*WHAT THE TASK ASKS*. Only the number is wanted: how many lines below contain "JSON"?

*TASK INPUT*.
----------

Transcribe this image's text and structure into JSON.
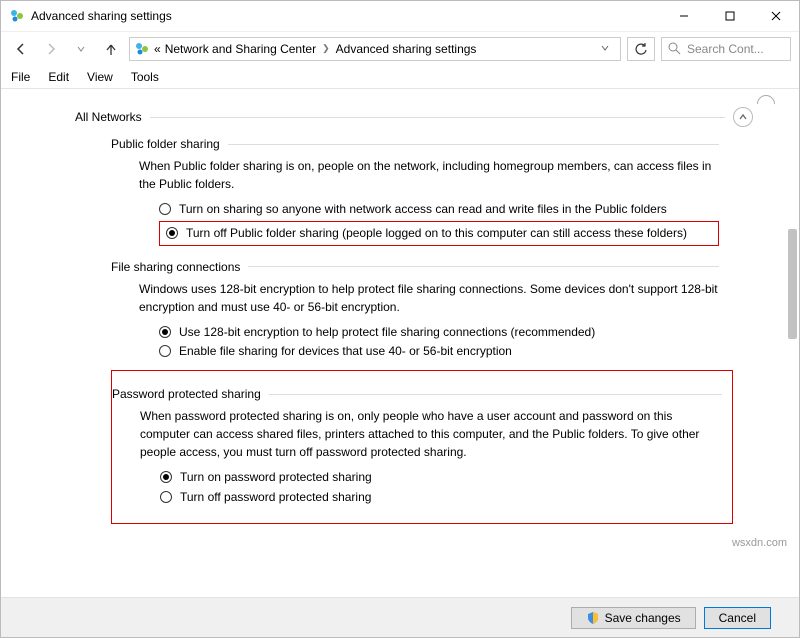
{
  "window": {
    "title": "Advanced sharing settings"
  },
  "breadcrumb": {
    "items": [
      "Network and Sharing Center",
      "Advanced sharing settings"
    ]
  },
  "search": {
    "placeholder": "Search Cont..."
  },
  "menu": {
    "file": "File",
    "edit": "Edit",
    "view": "View",
    "tools": "Tools"
  },
  "section": {
    "title": "All Networks"
  },
  "pfs": {
    "title": "Public folder sharing",
    "desc": "When Public folder sharing is on, people on the network, including homegroup members, can access files in the Public folders.",
    "opt_on": "Turn on sharing so anyone with network access can read and write files in the Public folders",
    "opt_off": "Turn off Public folder sharing (people logged on to this computer can still access these folders)"
  },
  "fsc": {
    "title": "File sharing connections",
    "desc": "Windows uses 128-bit encryption to help protect file sharing connections. Some devices don't support 128-bit encryption and must use 40- or 56-bit encryption.",
    "opt_128": "Use 128-bit encryption to help protect file sharing connections (recommended)",
    "opt_4056": "Enable file sharing for devices that use 40- or 56-bit encryption"
  },
  "pps": {
    "title": "Password protected sharing",
    "desc": "When password protected sharing is on, only people who have a user account and password on this computer can access shared files, printers attached to this computer, and the Public folders. To give other people access, you must turn off password protected sharing.",
    "opt_on": "Turn on password protected sharing",
    "opt_off": "Turn off password protected sharing"
  },
  "footer": {
    "save": "Save changes",
    "cancel": "Cancel"
  },
  "watermark": "wsxdn.com"
}
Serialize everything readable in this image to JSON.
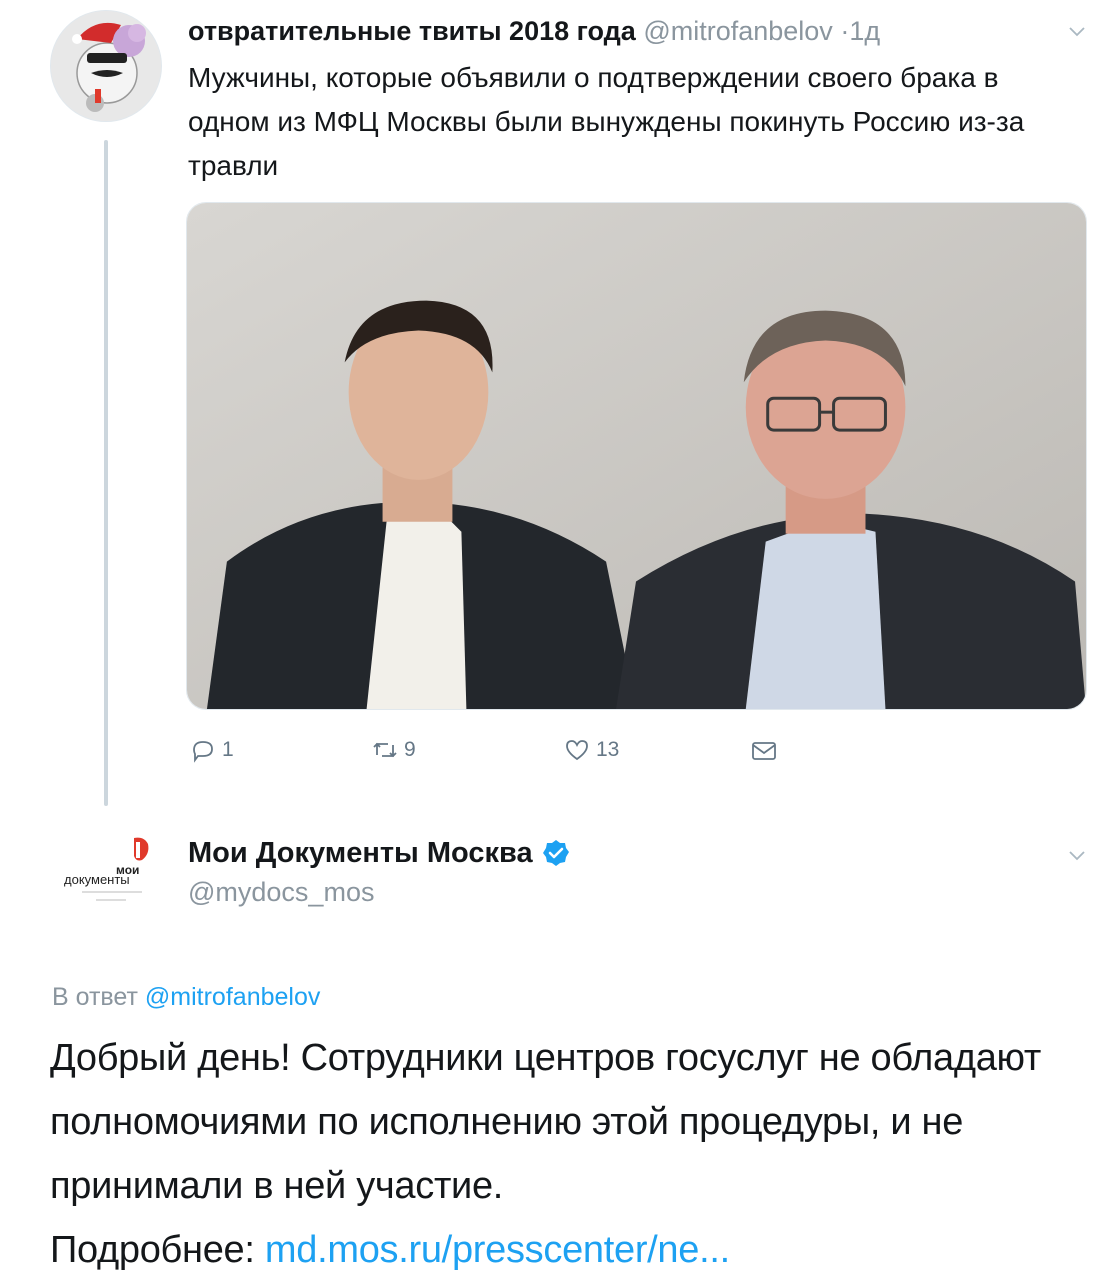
{
  "tweet1": {
    "author_name": "отвратительные твиты 2018 года",
    "author_handle": "@mitrofanbelov",
    "separator": "·",
    "time": "1д",
    "text": "Мужчины, которые объявили о подтверждении своего брака в одном из МФЦ Москвы были вынуждены покинуть Россию из-за травли",
    "actions": {
      "reply_count": "1",
      "retweet_count": "9",
      "like_count": "13"
    }
  },
  "tweet2": {
    "logo_text": "мои документы",
    "author_name": "Мои Документы Москва",
    "author_handle": "@mydocs_mos",
    "reply_prefix": "В ответ",
    "reply_handle": "@mitrofanbelov",
    "text": "Добрый день! Сотрудники центров госуслуг не обладают полномочиями по исполнению этой процедуры, и не принимали в ней участие.",
    "more_prefix": "Подробнее:",
    "link_text": "md.mos.ru/presscenter/ne..."
  },
  "icons": {
    "caret": "chevron-down-icon",
    "reply": "reply-icon",
    "retweet": "retweet-icon",
    "like": "heart-icon",
    "dm": "envelope-icon",
    "verified": "verified-badge-icon"
  },
  "colors": {
    "link": "#1da1f2",
    "muted": "#8a959e",
    "icon": "#657786",
    "thread_line": "#ccd6dd",
    "logo_red": "#e0392b"
  }
}
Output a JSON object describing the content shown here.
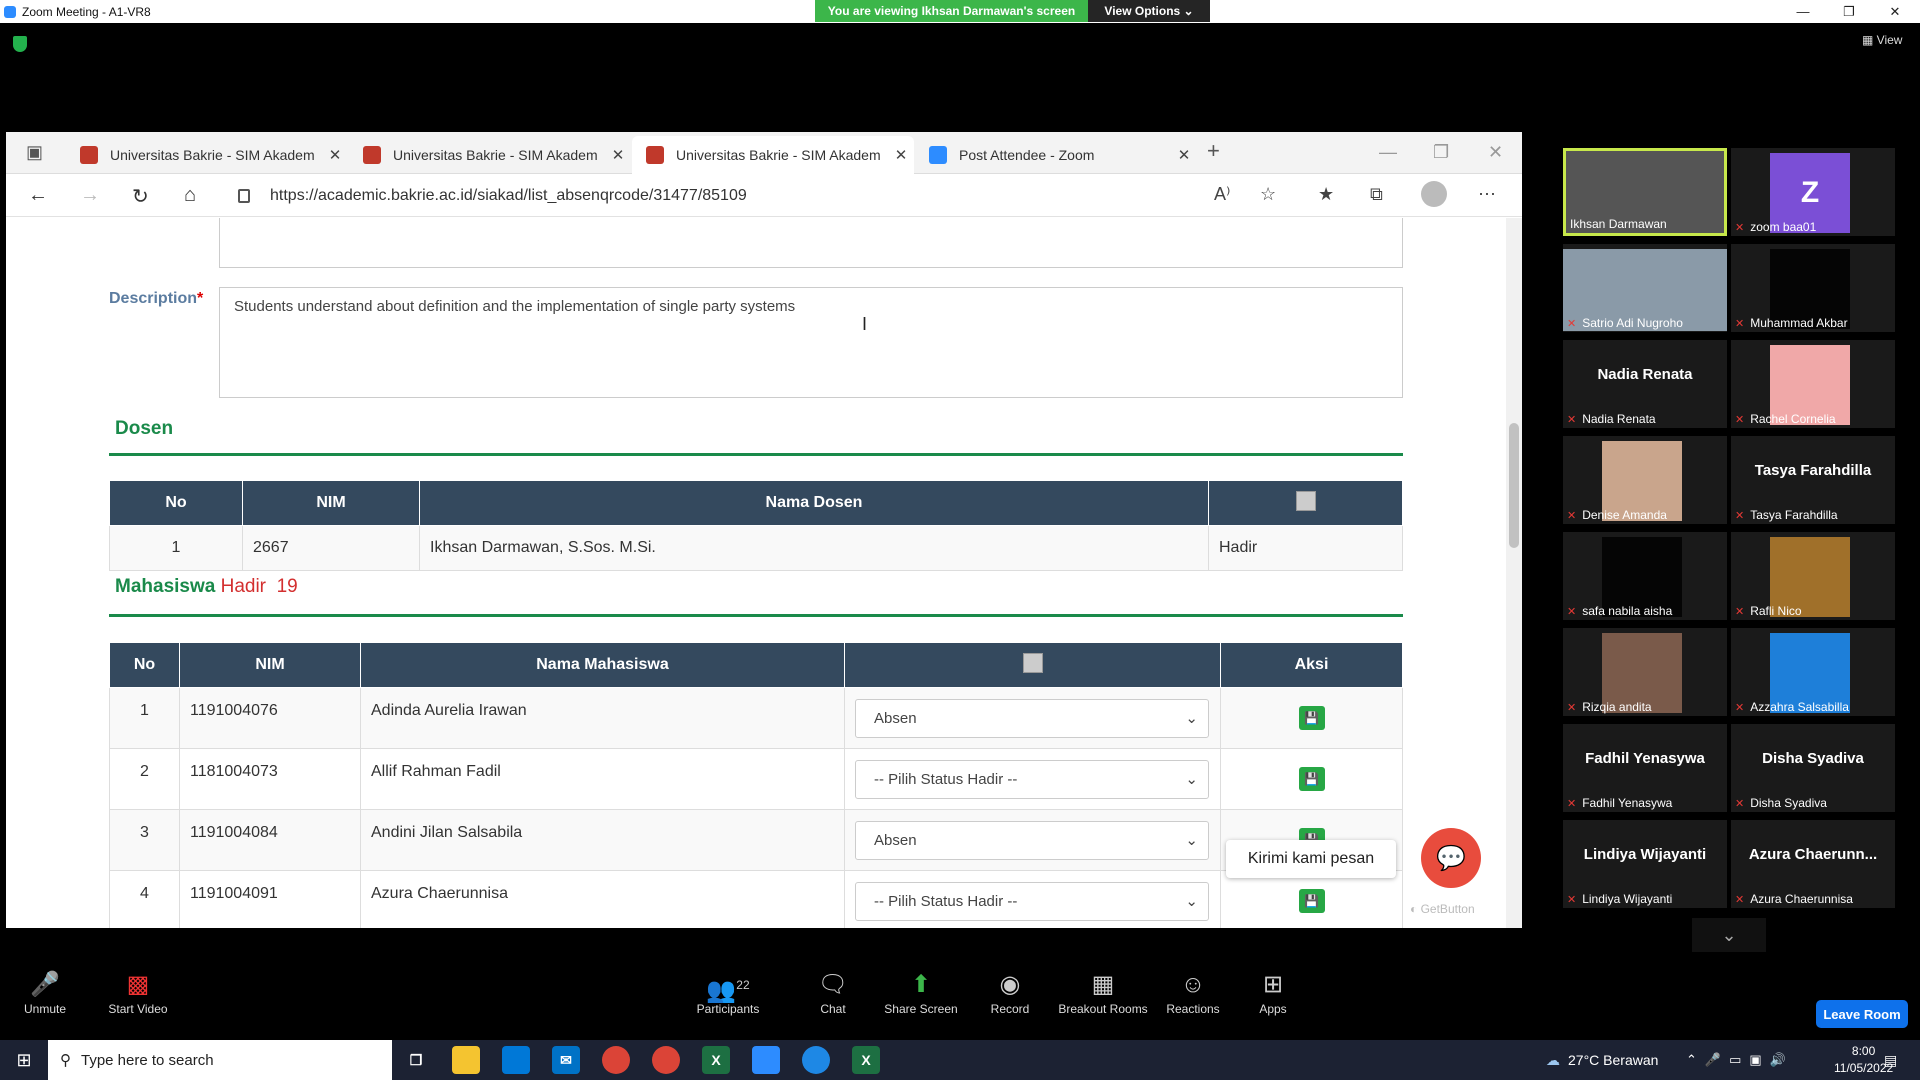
{
  "zoom": {
    "title": "Zoom Meeting - A1-VR8",
    "viewing_banner": "You are viewing Ikhsan Darmawan's screen",
    "view_options": "View Options",
    "view_label": "View",
    "leave": "Leave Room",
    "toolbar": [
      {
        "label": "Unmute",
        "icon": "mic-muted-icon"
      },
      {
        "label": "Start Video",
        "icon": "video-off-icon"
      },
      {
        "label": "Participants",
        "icon": "participants-icon",
        "count": "22"
      },
      {
        "label": "Chat",
        "icon": "chat-icon"
      },
      {
        "label": "Share Screen",
        "icon": "share-screen-icon"
      },
      {
        "label": "Record",
        "icon": "record-icon"
      },
      {
        "label": "Breakout Rooms",
        "icon": "breakout-rooms-icon"
      },
      {
        "label": "Reactions",
        "icon": "reactions-icon"
      },
      {
        "label": "Apps",
        "icon": "apps-icon"
      }
    ],
    "participants": [
      {
        "name": "Ikhsan Darmawan",
        "display": "",
        "type": "video",
        "color": "#555555"
      },
      {
        "name": "zoom baa01",
        "display": "Z",
        "type": "avatar",
        "color": "#7b4fd6"
      },
      {
        "name": "Satrio Adi Nugroho",
        "display": "",
        "type": "video",
        "color": "#8a9aa8"
      },
      {
        "name": "Muhammad Akbar",
        "display": "",
        "type": "video",
        "color": "#050505"
      },
      {
        "name": "Nadia Renata",
        "display": "Nadia Renata",
        "type": "name"
      },
      {
        "name": "Rachel Cornelia",
        "display": "",
        "type": "avatar",
        "color": "#f0a8a8"
      },
      {
        "name": "Denise Amanda",
        "display": "",
        "type": "video",
        "color": "#c9a58c"
      },
      {
        "name": "Tasya Farahdilla",
        "display": "Tasya Farahdilla",
        "type": "name"
      },
      {
        "name": "safa nabila aisha",
        "display": "",
        "type": "video",
        "color": "#050505"
      },
      {
        "name": "Rafli Nico",
        "display": "",
        "type": "video",
        "color": "#a0702a"
      },
      {
        "name": "Rizqia andita",
        "display": "",
        "type": "video",
        "color": "#7a5a4a"
      },
      {
        "name": "Azzahra Salsabilla",
        "display": "",
        "type": "avatar",
        "color": "#1e7fd9"
      },
      {
        "name": "Fadhil Yenasywa",
        "display": "Fadhil Yenasywa",
        "type": "name"
      },
      {
        "name": "Disha Syadiva",
        "display": "Disha Syadiva",
        "type": "name"
      },
      {
        "name": "Lindiya Wijayanti",
        "display": "Lindiya Wijayanti",
        "type": "name"
      },
      {
        "name": "Azura Chaerunnisa",
        "display": "Azura  Chaerunn...",
        "type": "name"
      }
    ]
  },
  "browser": {
    "tabs": [
      {
        "title": "Universitas Bakrie - SIM Akadem",
        "active": false
      },
      {
        "title": "Universitas Bakrie - SIM Akadem",
        "active": false
      },
      {
        "title": "Universitas Bakrie - SIM Akadem",
        "active": true
      },
      {
        "title": "Post Attendee - Zoom",
        "active": false
      }
    ],
    "url": "https://academic.bakrie.ac.id/siakad/list_absenqrcode/31477/85109"
  },
  "page": {
    "description_label": "Description",
    "description_required": "*",
    "description_value": "Students understand about definition and the implementation of single party systems",
    "dosen_title": "Dosen",
    "dosen_headers": [
      "No",
      "NIM",
      "Nama Dosen"
    ],
    "dosen_rows": [
      {
        "no": "1",
        "nim": "2667",
        "nama": "Ikhsan Darmawan, S.Sos. M.Si.",
        "status": "Hadir"
      }
    ],
    "mahasiswa_title": "Mahasiswa",
    "hadir_label": "Hadir",
    "hadir_count": "19",
    "mhs_headers": [
      "No",
      "NIM",
      "Nama Mahasiswa",
      "Aksi"
    ],
    "mhs_rows": [
      {
        "no": "1",
        "nim": "1191004076",
        "nama": "Adinda Aurelia Irawan",
        "status": "Absen"
      },
      {
        "no": "2",
        "nim": "1181004073",
        "nama": "Allif Rahman Fadil",
        "status": "-- Pilih Status Hadir --"
      },
      {
        "no": "3",
        "nim": "1191004084",
        "nama": "Andini Jilan Salsabila",
        "status": "Absen"
      },
      {
        "no": "4",
        "nim": "1191004091",
        "nama": "Azura Chaerunnisa",
        "status": "-- Pilih Status Hadir --"
      }
    ],
    "chat_tooltip": "Kirimi kami pesan",
    "getbutton": "GetButton"
  },
  "taskbar": {
    "search_placeholder": "Type here to search",
    "weather": "27°C  Berawan",
    "time": "8:00",
    "date": "11/05/2022"
  }
}
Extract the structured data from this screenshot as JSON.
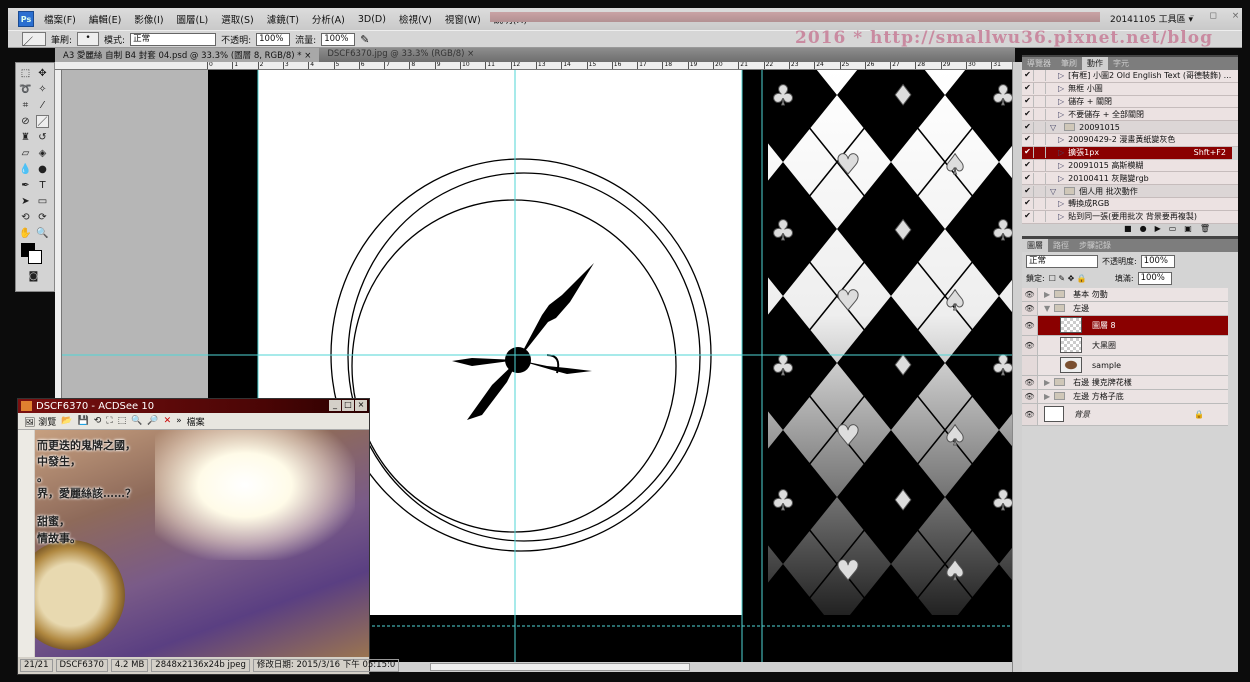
{
  "app": {
    "logo": "Ps",
    "workspace": "20141105 工具區",
    "window_controls": "– ◻ ×"
  },
  "menu": [
    "檔案(F)",
    "編輯(E)",
    "影像(I)",
    "圖層(L)",
    "選取(S)",
    "濾鏡(T)",
    "分析(A)",
    "3D(D)",
    "檢視(V)",
    "視窗(W)",
    "說明(H)"
  ],
  "options": {
    "brush_label": "筆刷:",
    "mode_label": "模式:",
    "mode_value": "正常",
    "opacity_label": "不透明:",
    "opacity_value": "100%",
    "flow_label": "流量:",
    "flow_value": "100%"
  },
  "watermark": "2016 * http://smallwu36.pixnet.net/blog",
  "tabs": [
    {
      "label": "A3 愛麗絲 自制 B4 封套 04.psd @ 33.3% (圖層 8, RGB/8) *",
      "close": "×"
    },
    {
      "label": "DSCF6370.jpg @ 33.3% (RGB/8)",
      "close": "×"
    }
  ],
  "ruler": [
    "0",
    "1",
    "2",
    "3",
    "4",
    "5",
    "6",
    "7",
    "8",
    "9",
    "10",
    "11",
    "12",
    "13",
    "14",
    "15",
    "16",
    "17",
    "18",
    "19",
    "20",
    "21",
    "22",
    "23",
    "24",
    "25",
    "26",
    "27",
    "28",
    "29",
    "30",
    "31"
  ],
  "actions_panel": {
    "tabs": [
      "導覽器",
      "筆刷",
      "動作",
      "字元"
    ],
    "active_tab": "動作",
    "items": [
      {
        "label": "[有框] 小圖2 Old English Text (哥德裝飾) ...",
        "type": "action"
      },
      {
        "label": "無框 小圖",
        "type": "action"
      },
      {
        "label": "儲存 + 關閉",
        "type": "action"
      },
      {
        "label": "不要儲存 + 全部關閉",
        "type": "action"
      },
      {
        "label": "20091015",
        "type": "set"
      },
      {
        "label": "20090429-2 漫畫黃紙變灰色",
        "type": "action"
      },
      {
        "label": "擴張1px",
        "type": "action",
        "shortcut": "Shft+F2",
        "selected": true
      },
      {
        "label": "20091015 高斯模糊",
        "type": "action"
      },
      {
        "label": "20100411 灰階變rgb",
        "type": "action"
      },
      {
        "label": "個人用 批次動作",
        "type": "set"
      },
      {
        "label": "轉換成RGB",
        "type": "action"
      },
      {
        "label": "貼到同一張(要用批次 背景要再複製)",
        "type": "action"
      }
    ]
  },
  "layers_panel": {
    "tabs": [
      "圖層",
      "路徑",
      "步驟記錄"
    ],
    "active_tab": "圖層",
    "blend_mode": "正常",
    "opacity_label": "不透明度:",
    "opacity_value": "100%",
    "lock_label": "鎖定:",
    "fill_label": "填滿:",
    "fill_value": "100%",
    "layers": [
      {
        "name": "基本 勿動",
        "kind": "group",
        "visible": true,
        "expanded": false
      },
      {
        "name": "左邊",
        "kind": "group",
        "visible": true,
        "expanded": true
      },
      {
        "name": "圖層 8",
        "kind": "layer",
        "visible": true,
        "selected": true
      },
      {
        "name": "大黑圈",
        "kind": "layer",
        "visible": true
      },
      {
        "name": "sample",
        "kind": "layer",
        "visible": false
      },
      {
        "name": "右邊 撲克牌花樣",
        "kind": "group",
        "visible": true,
        "expanded": false
      },
      {
        "name": "左邊 方格子底",
        "kind": "group",
        "visible": true,
        "expanded": false
      },
      {
        "name": "背景",
        "kind": "background",
        "visible": true,
        "locked": true
      }
    ]
  },
  "acdsee": {
    "title": "DSCF6370 - ACDSee 10",
    "browse_label": "瀏覽",
    "file_menu": "檔案",
    "photo_text": [
      "而更迭的鬼牌之國，",
      "中發生，",
      "。",
      "界，愛麗絲該……？",
      "甜蜜，",
      "情故事。"
    ],
    "status": {
      "index": "21/21",
      "filename": "DSCF6370",
      "size": "4.2 MB",
      "dimensions": "2848x2136x24b jpeg",
      "modified": "修改日期: 2015/3/16 下午 05:15:0"
    }
  },
  "colors": {
    "selection": "#8a0000",
    "guide": "#4fd6d6",
    "watermark": "#c98aa0"
  }
}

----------

*RESULT OF THIS EXERCISE*. 4